This article was published in the New Haven Register on July 31, 2020.
If you own a small business or a professional practice — medical, dental, law, accounting,engineering — you should know about an alternative to 401(k) plans that can turbochargeyour retirement savings and ease your tax burden as well.
Cash balance pension plans offer much higher contribution limits than do 401(k) plans.These plans — which date back to 1985 and were codified by the Pension Protection Act of2006 — contain elements of both a defined contribution plan (401(k) plan) and a definedbenefit plan (traditional pensions). Many employers offer both a cash balance plan and a401(k) plan.
With a cash balance plan, the employer contributes a pay credit per employee (usuallybetween 5 percent and 8 percent of salary) and an additional interest credit at a fixed orvariable rate. The employee does not contribute any funds. The pretax money is pooled intoa trust account and invested as a whole.
Owners and employees are guaranteed a certain amount at retirement, regardless of theactual performance of the underlying investments. If the investment returns fall short ofthe promised final pension total, the employer bears the loss.
The plan managers calculate annual benefits, and ultimately total retirement benefits, foreach owner and employee based on a formula that includes wages, the pay credit rate,account balances and the interest credit rate. So high-earning owners are guaranteedhigher retirement sums than are rank-and-file employees, since, say, 8 percent of theirearnings is higher than 8 percent of an employee’s earnings. Federal regulations are inplace to protect the interests of employees in administering these plans.
Unlike a 401(k) plan, cash balance plans must offer employees the option to take either alump sum or annual annuity payments.Business owners note: A cash balance plan is more costly than a 401(k) plan due to setupfees and annual administration costs that include the requirement that an actuary mustcertify every year that the accounts are adequately funded.
Despite the higher costs, many professionals and business owners have converted to cashbalance plans. One reason is because pay credits are allowed to reach far higher annuallimits than are traditional 401(k) contributions, reaching $200,000 a year and up in pretaxcontributions for those 60 and older. That compares with a 2020 limit of $63,500 on401(k) plan contributions by participants 50 and over.
The ability to contribute more money (in the form of employer-paid pay credits, not directemployee contributions) not only boosts investment returns but also shields more incomefrom taxes because these are pretax earnings. With either type of retirement fund the ideais to pay taxes at a far lower tax rate when you begin to withdraw the funds after you retire.Since you can contribute far more under a cash balance plan, you save more in taxes overthe long run.

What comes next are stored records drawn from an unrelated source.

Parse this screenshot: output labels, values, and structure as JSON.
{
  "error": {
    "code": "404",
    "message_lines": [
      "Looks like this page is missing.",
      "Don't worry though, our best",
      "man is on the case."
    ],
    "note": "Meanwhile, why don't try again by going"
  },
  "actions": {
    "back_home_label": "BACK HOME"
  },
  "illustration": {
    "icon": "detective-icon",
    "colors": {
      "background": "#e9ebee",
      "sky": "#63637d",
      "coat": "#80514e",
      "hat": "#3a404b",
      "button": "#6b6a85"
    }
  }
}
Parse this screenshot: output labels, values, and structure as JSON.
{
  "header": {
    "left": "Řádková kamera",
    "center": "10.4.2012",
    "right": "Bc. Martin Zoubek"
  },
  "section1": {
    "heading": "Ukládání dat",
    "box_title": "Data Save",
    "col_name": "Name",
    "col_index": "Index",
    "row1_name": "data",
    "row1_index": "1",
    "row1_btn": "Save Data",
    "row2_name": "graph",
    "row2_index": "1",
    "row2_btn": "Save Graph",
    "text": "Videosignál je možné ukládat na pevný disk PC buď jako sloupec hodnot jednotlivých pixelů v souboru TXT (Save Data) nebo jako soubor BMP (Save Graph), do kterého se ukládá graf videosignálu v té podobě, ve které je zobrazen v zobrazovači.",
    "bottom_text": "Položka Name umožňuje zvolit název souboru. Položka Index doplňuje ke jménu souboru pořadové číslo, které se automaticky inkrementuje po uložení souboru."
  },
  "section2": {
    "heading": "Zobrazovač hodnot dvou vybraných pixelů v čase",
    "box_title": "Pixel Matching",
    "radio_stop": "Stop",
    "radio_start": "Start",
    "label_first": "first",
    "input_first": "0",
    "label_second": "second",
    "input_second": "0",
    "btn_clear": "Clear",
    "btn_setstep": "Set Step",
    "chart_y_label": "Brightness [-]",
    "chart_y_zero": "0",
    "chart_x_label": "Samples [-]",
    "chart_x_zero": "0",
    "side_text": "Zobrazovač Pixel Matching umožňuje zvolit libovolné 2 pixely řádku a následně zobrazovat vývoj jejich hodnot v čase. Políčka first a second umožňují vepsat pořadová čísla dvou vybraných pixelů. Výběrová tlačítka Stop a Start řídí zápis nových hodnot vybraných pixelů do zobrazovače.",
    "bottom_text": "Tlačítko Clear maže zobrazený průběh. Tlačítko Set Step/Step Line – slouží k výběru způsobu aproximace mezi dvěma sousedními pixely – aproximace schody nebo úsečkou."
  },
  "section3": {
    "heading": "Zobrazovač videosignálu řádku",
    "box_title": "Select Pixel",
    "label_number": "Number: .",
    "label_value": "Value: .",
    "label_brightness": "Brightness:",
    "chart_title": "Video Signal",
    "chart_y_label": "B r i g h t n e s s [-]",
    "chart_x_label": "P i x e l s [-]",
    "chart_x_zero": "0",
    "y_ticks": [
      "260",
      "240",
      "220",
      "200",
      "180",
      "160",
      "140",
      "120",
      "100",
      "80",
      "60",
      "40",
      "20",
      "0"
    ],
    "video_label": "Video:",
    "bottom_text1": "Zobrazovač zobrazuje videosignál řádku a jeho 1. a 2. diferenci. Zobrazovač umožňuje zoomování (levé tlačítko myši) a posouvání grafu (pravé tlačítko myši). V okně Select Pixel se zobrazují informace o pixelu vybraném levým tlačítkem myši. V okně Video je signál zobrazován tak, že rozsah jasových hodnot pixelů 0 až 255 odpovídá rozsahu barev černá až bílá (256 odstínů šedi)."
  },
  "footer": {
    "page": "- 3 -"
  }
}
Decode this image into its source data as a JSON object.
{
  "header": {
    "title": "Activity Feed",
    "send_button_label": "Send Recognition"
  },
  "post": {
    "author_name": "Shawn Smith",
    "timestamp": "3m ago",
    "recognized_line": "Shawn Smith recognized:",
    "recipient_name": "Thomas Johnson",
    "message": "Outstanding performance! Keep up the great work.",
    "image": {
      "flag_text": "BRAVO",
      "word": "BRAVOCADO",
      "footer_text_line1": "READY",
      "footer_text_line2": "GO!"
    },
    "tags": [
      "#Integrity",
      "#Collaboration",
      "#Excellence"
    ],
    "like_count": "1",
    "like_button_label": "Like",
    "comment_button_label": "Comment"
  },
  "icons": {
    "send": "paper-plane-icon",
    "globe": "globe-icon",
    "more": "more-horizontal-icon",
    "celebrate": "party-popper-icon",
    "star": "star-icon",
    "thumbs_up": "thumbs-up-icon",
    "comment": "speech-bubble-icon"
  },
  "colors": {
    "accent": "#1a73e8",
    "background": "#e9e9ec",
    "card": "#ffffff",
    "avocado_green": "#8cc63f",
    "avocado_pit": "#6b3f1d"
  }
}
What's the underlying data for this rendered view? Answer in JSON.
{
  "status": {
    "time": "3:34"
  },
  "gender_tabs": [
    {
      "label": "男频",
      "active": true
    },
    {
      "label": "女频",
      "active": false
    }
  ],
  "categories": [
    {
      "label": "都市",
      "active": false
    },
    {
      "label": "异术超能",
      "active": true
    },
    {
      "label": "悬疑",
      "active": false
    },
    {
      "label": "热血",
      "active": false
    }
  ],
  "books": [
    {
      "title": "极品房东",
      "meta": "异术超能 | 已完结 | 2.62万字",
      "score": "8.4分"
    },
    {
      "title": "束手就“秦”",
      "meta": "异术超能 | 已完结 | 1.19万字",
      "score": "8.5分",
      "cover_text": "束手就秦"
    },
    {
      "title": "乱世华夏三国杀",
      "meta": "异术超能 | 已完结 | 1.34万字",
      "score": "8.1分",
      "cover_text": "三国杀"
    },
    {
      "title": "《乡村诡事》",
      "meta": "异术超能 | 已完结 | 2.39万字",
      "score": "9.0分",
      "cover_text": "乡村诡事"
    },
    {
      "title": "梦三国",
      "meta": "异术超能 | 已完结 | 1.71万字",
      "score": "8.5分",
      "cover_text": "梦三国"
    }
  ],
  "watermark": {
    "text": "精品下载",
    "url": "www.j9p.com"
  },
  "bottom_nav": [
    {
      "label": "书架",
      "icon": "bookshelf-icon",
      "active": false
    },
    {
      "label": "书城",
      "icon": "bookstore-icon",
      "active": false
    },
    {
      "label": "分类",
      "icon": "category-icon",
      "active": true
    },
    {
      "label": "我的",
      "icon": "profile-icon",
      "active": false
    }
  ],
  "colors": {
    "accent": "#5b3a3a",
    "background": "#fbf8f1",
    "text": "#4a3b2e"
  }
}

If you’re an older business owner or a professional, seek out a financial planner to run thenumbers and help you determine whether a cash balance plan might help you improveyour retirement planning and tax planning picture. Your financial adviser will alsoconsider whether setting up both a cash balance plan and a 401(k) plan would be your bestoption.
Eric Tashlein is a Certified Financial Planner professional and founding Principal ofConnecticut Capital Management Group, LLC, 2 Schooner Lane, Suite 1-12, in Milford.He can be reached at 203-877-1520 or through www.connecticutcapital.com. This is forinformational purposes only and should not be construed as personalized investmentadvice or legal/tax advice. Please consult your advisor/attorney/tax advisor. InvestmentAdvisor Representative, Connecticut Capital Management Group, LLC, a RegisteredInvestment Advisor. Connecticut Capital Management Group, LLC and ConnecticutBenefits Group, LLC are not affiliated.